### [Try it]
Go through the records that follow and tally the lines with "duration" in them; answer with the number alone.

### [Excerpted data]
▼▼▼
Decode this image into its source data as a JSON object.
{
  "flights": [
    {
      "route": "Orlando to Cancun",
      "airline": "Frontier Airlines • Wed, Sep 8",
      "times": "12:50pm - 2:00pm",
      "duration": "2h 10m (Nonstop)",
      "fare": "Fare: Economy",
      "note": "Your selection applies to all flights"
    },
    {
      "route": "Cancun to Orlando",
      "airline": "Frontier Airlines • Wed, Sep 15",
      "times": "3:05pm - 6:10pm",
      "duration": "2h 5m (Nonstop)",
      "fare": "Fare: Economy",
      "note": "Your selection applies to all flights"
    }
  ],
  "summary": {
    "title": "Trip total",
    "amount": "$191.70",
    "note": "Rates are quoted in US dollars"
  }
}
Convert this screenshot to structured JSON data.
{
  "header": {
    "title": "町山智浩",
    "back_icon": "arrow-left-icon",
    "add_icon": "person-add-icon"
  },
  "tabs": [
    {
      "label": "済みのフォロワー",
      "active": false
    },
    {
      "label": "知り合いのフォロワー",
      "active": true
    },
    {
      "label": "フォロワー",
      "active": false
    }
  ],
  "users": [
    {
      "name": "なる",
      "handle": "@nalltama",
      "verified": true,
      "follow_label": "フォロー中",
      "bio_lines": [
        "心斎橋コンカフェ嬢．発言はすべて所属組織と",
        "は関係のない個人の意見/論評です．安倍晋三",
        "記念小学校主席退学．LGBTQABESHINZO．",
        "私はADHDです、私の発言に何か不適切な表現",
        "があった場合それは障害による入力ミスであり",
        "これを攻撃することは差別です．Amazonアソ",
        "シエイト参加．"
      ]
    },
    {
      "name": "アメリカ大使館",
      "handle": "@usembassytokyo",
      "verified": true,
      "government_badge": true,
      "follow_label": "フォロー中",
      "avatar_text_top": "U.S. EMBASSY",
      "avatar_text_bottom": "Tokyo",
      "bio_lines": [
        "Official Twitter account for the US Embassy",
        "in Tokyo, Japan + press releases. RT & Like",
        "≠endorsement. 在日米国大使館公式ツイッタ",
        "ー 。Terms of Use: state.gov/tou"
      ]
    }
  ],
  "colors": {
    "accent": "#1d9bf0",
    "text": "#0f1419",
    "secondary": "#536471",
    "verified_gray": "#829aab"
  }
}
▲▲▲
### [Answer to this exercise]
2